A DAMNING document from the Police Ombudsman has heavily criticised the inaction of the security forces before and after the brutal murder of young Portadown woman Margaret Perry in June 1991.
The document - prepared by Nuala O'Loan three years ago and obtained by the Portadown Times in the wake of the findings on the Claudy bombings - claims that the police were aware of threats to 26-year-old Margaret.
It also states that Special Branch failed to protect her, and withheld "from CID certain intelligence indicating who might have murdered her".
The killing of Margaret Perry - and its chilling aftermath - was one of the most harrowing of the Northern Ireland Troubles.
The civil cervant disappeared on June 21, 1991, but nothing was heard of her until her body was found in a shallow grave in Mullaghmore Woods, County Sligo, just over a year later.
The day after her remains were uncovered, the naked bodies of three local alleged IRA men were found near the South Armagh border, all having been shot through the head - Johnny Dignam (32), Aidan Starrs (34) and Gregory Burns (29).
An IRA statement claimed that she was killed because her former boyfriend Gregory Burns was an informer and that all three were slain "by people acting on behalf of British Intelligence".

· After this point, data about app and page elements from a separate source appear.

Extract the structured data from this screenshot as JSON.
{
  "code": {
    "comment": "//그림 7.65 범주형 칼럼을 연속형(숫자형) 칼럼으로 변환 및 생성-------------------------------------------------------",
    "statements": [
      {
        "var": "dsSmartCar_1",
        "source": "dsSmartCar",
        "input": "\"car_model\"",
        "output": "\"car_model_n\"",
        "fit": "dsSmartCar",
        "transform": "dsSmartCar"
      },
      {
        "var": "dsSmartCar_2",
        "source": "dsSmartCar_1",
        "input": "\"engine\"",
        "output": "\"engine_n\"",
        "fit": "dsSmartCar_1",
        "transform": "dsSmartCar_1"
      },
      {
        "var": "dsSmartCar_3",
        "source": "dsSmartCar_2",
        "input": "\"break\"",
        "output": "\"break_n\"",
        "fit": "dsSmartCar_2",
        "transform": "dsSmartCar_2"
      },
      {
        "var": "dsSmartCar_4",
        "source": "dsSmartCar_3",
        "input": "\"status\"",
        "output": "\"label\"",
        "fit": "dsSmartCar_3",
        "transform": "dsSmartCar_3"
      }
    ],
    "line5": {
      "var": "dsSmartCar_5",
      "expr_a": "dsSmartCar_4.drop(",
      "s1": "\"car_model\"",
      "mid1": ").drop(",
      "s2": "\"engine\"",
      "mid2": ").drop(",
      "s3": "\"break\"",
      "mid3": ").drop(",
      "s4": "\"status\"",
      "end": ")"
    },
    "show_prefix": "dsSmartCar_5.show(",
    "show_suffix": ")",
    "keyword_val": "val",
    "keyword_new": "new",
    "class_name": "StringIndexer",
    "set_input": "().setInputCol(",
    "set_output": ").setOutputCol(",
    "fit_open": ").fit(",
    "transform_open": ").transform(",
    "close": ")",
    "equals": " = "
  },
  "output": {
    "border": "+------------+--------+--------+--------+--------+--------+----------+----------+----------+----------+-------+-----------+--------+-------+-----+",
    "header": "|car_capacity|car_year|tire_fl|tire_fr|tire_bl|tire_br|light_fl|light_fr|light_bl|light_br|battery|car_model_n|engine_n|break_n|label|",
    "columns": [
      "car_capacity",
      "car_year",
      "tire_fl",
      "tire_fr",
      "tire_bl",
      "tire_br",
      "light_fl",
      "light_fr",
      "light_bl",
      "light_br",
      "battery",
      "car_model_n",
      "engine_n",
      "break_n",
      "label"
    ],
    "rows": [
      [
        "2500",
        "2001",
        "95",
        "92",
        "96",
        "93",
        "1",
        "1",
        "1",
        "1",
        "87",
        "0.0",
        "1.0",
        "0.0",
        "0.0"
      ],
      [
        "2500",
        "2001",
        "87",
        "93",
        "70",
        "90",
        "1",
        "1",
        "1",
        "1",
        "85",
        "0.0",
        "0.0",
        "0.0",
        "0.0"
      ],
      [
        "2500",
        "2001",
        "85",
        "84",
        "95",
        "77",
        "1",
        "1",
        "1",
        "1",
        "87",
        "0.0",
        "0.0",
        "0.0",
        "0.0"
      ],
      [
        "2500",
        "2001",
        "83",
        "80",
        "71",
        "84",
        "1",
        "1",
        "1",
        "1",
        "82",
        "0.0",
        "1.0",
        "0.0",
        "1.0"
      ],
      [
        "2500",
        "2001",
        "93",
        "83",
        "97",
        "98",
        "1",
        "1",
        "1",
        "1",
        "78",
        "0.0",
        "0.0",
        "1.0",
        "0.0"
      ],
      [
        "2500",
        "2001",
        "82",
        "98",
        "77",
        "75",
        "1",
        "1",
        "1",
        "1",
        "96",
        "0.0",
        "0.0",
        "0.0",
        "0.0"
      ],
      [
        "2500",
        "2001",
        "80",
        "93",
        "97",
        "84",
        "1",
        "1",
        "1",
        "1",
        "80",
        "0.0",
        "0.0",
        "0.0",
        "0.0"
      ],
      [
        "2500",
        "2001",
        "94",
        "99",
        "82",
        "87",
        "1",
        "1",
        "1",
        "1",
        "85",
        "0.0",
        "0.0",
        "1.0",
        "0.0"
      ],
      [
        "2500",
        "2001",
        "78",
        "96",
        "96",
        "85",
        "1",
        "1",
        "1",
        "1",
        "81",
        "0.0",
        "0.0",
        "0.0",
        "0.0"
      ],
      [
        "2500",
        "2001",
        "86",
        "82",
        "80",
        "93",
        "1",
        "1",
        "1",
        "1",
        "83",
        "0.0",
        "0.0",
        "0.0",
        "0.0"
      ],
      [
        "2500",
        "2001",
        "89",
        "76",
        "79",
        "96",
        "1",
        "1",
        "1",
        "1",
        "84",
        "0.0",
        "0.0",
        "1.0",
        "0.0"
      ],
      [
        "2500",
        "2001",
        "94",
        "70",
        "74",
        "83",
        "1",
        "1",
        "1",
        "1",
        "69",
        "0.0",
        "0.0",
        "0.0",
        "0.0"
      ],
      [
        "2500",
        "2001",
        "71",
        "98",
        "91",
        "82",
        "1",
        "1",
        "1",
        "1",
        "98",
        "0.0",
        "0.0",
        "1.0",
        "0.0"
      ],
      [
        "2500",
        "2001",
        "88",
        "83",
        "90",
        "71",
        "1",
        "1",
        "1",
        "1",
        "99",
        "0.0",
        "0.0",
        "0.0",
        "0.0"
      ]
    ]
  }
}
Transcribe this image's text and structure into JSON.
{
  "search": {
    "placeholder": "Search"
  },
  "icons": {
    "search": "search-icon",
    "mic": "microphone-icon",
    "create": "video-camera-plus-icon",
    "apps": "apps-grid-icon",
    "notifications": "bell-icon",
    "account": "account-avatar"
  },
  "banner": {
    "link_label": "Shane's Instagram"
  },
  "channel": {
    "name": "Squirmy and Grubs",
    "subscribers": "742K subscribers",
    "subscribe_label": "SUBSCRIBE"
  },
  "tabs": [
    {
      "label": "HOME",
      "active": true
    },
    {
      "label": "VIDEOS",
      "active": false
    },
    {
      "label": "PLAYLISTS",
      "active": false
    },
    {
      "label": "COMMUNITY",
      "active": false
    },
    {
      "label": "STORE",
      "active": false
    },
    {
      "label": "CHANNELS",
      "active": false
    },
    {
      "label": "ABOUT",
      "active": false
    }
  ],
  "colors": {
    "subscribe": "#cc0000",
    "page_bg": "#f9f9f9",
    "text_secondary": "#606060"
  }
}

The IRA also claimed that Margaret, whose home was at Churchill Park, Portadown, was killed because she found out that Burns was informing to the security forces.
But when the Portadown Times spoke to her mother Mrs Mary Perry this week, she insisted that her daughter knew nothing about Burns' alleged activities.
"It is known that Burns and another man turned up at her work one day - she was a civil servant with Training and Employment in Lisburn - and Margaret happened to come upon them," said Mrs Perry who was widowed five years ago when her husband David passed away. "We suspect now that the other man was Burns' minder, but Margaret was totally unaware of any of his so-called activities."
Mrs Perry added that she reported Margaret as a missing person to the RUC soon after her disappearance, but "by their attitude, and the fact that Margaret didn't phone home nor did she touch her bank account, I knew she was dead".
It is well documented that Mrs Perry soon realised her daughter had been murdered, and she emphatically passed her suspicions on to the security forces, including names of people she insisted were involved.
"But no action was taken and I was told nothing," she said. "The Ombudsman's document also states firmly that Margaret's life was known to be in danger - and yet she was not informed, nor did she receive any protection."
This claim is backed up by the document, which was personally delivered to Mrs Perry some time ago by the then Ombudsman Nuala O'Loan.
"Mrs O'Loan was very thorough and very caring," she recalled. "I did not ask for the document, but it was the result of another inquiry and Mrs O'Loan kindly brought it to me and explained how sorry she was over the whole sordid affair."
A PSNI spokesman said yesterday (Thursday) that the document had never been made public as it had obviously been prepared and delivered personally by Mrs O'Loan.
"In that case, we cannot comment on private correspondence," the spokesman added.